Every eCommerce marketer should know about the AIDA model, which takes you through each stage of the user journey: awareness, interest, desire, and action.
When creating or optimizing a product page, much more an entire eCommerce marketplace, you should take into consideration which part of the user journey your customer is in. A product page’s visitor must either be at the awareness or interest stage.
When your web visitor clicks through the product details or customer reviews, they are definitely at the interest stage. When they add the product to the cart, they are at the desire stage. Lastly, they are in the action stage when they reach the checkout process.

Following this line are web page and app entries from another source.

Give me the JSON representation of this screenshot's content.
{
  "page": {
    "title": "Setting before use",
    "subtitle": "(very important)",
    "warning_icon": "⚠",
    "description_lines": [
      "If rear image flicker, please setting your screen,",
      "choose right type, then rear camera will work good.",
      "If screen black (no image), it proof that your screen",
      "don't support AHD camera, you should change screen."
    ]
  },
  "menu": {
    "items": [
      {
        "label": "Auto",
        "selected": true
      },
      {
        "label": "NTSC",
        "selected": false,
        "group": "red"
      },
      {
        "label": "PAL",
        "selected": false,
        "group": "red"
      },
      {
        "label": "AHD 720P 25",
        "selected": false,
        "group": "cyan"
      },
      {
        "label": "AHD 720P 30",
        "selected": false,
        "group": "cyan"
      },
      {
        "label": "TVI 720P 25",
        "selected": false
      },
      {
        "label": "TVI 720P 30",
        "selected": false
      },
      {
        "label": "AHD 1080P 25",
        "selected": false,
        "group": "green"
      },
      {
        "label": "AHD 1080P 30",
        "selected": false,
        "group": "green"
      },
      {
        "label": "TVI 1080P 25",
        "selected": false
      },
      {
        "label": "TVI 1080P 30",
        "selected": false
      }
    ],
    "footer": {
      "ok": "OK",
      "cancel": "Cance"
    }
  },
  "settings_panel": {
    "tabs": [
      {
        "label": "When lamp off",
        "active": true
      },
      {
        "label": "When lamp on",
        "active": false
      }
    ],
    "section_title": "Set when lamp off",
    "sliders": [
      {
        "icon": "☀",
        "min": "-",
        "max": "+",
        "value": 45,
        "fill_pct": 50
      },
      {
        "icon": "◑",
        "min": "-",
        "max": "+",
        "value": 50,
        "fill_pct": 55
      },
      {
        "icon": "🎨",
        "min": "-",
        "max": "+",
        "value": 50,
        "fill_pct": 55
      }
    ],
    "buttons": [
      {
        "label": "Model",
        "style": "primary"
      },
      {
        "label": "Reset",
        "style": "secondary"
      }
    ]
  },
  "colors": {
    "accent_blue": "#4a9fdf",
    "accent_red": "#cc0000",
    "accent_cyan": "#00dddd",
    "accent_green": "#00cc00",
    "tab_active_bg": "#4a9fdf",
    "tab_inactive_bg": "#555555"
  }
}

Therefore, you must consider each stage of the user journey by making sure the changed variable fits according to the AIDA stage your customer is in.
Case Study: The Success Story of Zalora’s A/B Testing
Zalora, one of the biggest online fashion stores in Southeast Asia, saw a 12.3% increase in their checkout rate after optimizing their product pages.
According to VWO’s success story, Zalora’s new product page design was able to highlight alluring features such as their free deliveries and return policies since data from their customer service team initially revealed that their users weren’t aware of these aforementioned features.
Therefore, VWO ran A/B tests for Zalora with variations that point these features out. Here’s what the control group looked like:
And here are the different variations:
In the end, the first variation showed more success over the control group and the other variation since the CTAs are clearer and more cohesive.
In this example, you can clearly see the beauty of A/B Testing – how a simple change can yield such a huge gain.
A/B testing is one of the most powerful ways to improve conversion rates and increase sales. It is a continuous effort to consistently improve your website’s user experience.
Although, there is a proper way to do A/B testing, don’t be afraid to fail. Experiments, in nature, have the tendency to fail, which is the beauty of it. The more you test, the more data you get. A failed experiment does not conclude failure – in fact, it means you’re a step closer to scaling your eCommerce business.
That said, we do hope our guide can help you get the most out of your experiments and claim those wins.
Looking for additional e-commerce related tips? Check out our article about ecommerce personalization in 2023.